Harvey Fresh Milk is distributed to Coles and Woolworth’s Supermarkets all over Western Australia and many smaller supermarket chains like Supa Valu.

In September 2000 the Milkmaids applied for a Strategic Marketing Grant from the WA Ministry of Culture, to assist with label production, marketing costs and a small administration fee. They were successful in their Application and received $18,000 for the project.
Assistant manager Public Relations and marketing Caron Irwin and Marketing and Public Relations Officer Cherie Hardingham-Braid came on board to assist in promoting the project.

The artists did not seek Artists Fees.  The reasons for this are that in this instance they did not feel that they were involved in a commercial transaction and they wanted to make a contribution to the general community in the same way that many people contribute freely to the positive promotion of sport.  However they do think it is important that artists are paid for any further work with Harvey Fresh and that their work is copyrighted.
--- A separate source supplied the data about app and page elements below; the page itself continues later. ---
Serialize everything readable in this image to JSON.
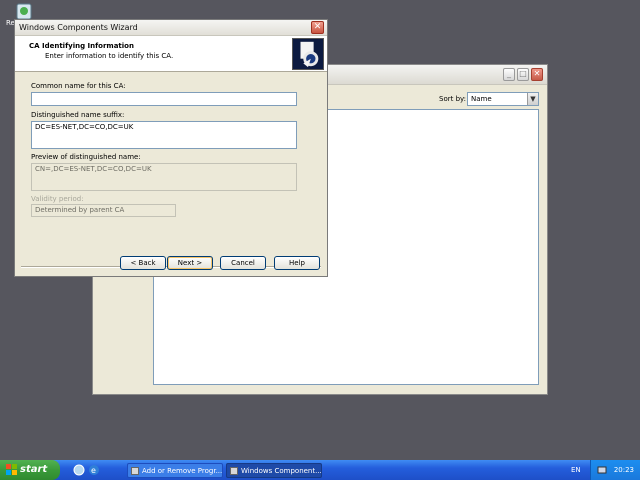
{
  "desktop": {
    "icon_label": "Re"
  },
  "background_window": {
    "sort_label": "Sort by:",
    "sort_value": "Name",
    "minimize_glyph": "_",
    "maximize_glyph": "□",
    "close_glyph": "✕"
  },
  "wizard": {
    "title": "Windows Components Wizard",
    "close_glyph": "✕",
    "header_title": "CA Identifying Information",
    "header_subtitle": "Enter information to identify this CA.",
    "fields": {
      "common_name_label": "Common name for this CA:",
      "common_name_value": "",
      "dn_suffix_label": "Distinguished name suffix:",
      "dn_suffix_value": "DC=ES-NET,DC=CO,DC=UK",
      "preview_label": "Preview of distinguished name:",
      "preview_value": "CN=,DC=ES-NET,DC=CO,DC=UK",
      "validity_label": "Validity period:",
      "validity_value": "Determined by parent CA"
    },
    "buttons": {
      "back": "< Back",
      "next": "Next >",
      "cancel": "Cancel",
      "help": "Help"
    }
  },
  "taskbar": {
    "start_label": "start",
    "tasks": [
      {
        "label": "Add or Remove Progr..."
      },
      {
        "label": "Windows Component..."
      }
    ],
    "language": "EN",
    "clock": "20:23"
  },
  "colors": {
    "desktop": "#56565e",
    "taskbar": "#245edc",
    "start": "#3a9a3a",
    "window_face": "#ece9d8"
  }
}
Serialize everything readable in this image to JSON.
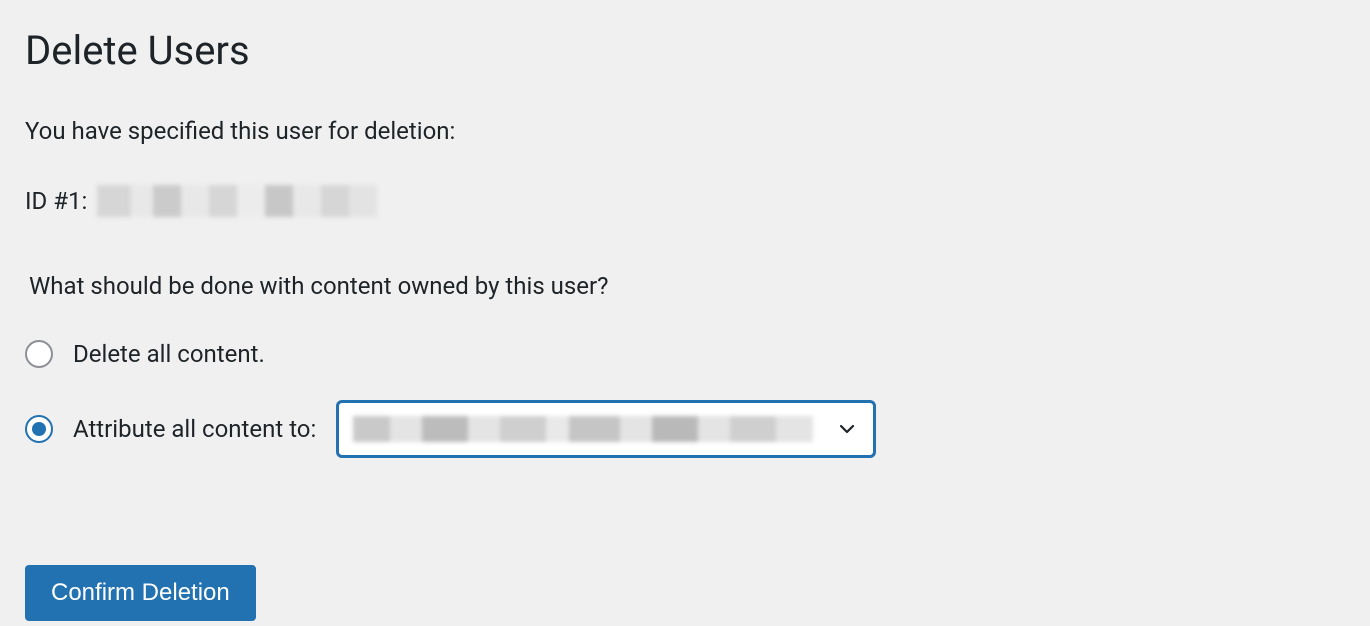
{
  "page": {
    "title": "Delete Users",
    "intro": "You have specified this user for deletion:",
    "user_id_prefix": "ID #1:",
    "question": "What should be done with content owned by this user?"
  },
  "options": {
    "delete_all": "Delete all content.",
    "attribute_to": "Attribute all content to:"
  },
  "selected_option": "attribute_to",
  "buttons": {
    "confirm": "Confirm Deletion"
  }
}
Positive generic messages about art were aimed at target audiences over the three-week project:
1. ‘brand new culture’ featured a pink cow which changed stylistically from a traditional etching to a digitally remixed abstract, was used as the project logo.
2. Contemporary art was  highlighted and the general population was reminded of the enormous contribution the arts make to culture with ‘art-as common as milk and bread, get into some fresh stuff’.
3. The important role artists play in creating a sense of community was shown through Julie Dowling’s’ message ‘artists tell our stories’, which showed a huge boab tree used as a prison for aboriginal prisoners near Derby in the north west of the state.
4. The importance of art to children was emphasised with the message ‘art starts young’ – featuring a colourful child’s drawing, aimed at young children and their parents.
5. Young people were also targeted with the messages as ‘When I grow up I want to be an artist’ and 
6.‘artists make a difference’.
7. Youth was targeted with the message ‘art makes you think for yourself’.

The milkmaids publicised the project by holding a Public Launch in Forrest Place, in the centre of Perth, on Saturday March 31st  2001 from 10am to 12 am.
At the launch Harvey Fresh provided milkshakes free to passers-by and milkmaids wearing pink cow T-shirts gave out 2,000 fridge magnets free to promote the message  brand new culture.

The newly appointed Minister for Culture and the Arts the Honorable Sheila McHale opened the launch and Jo Darbyshire and Kevin Sorgiovanni also gave speeches.
Artists supplied a large material banner and paints and passers-by and children were invited to help paint a variety of pink cows to celebrate the occasion.  This was very successful with over 500 people participating.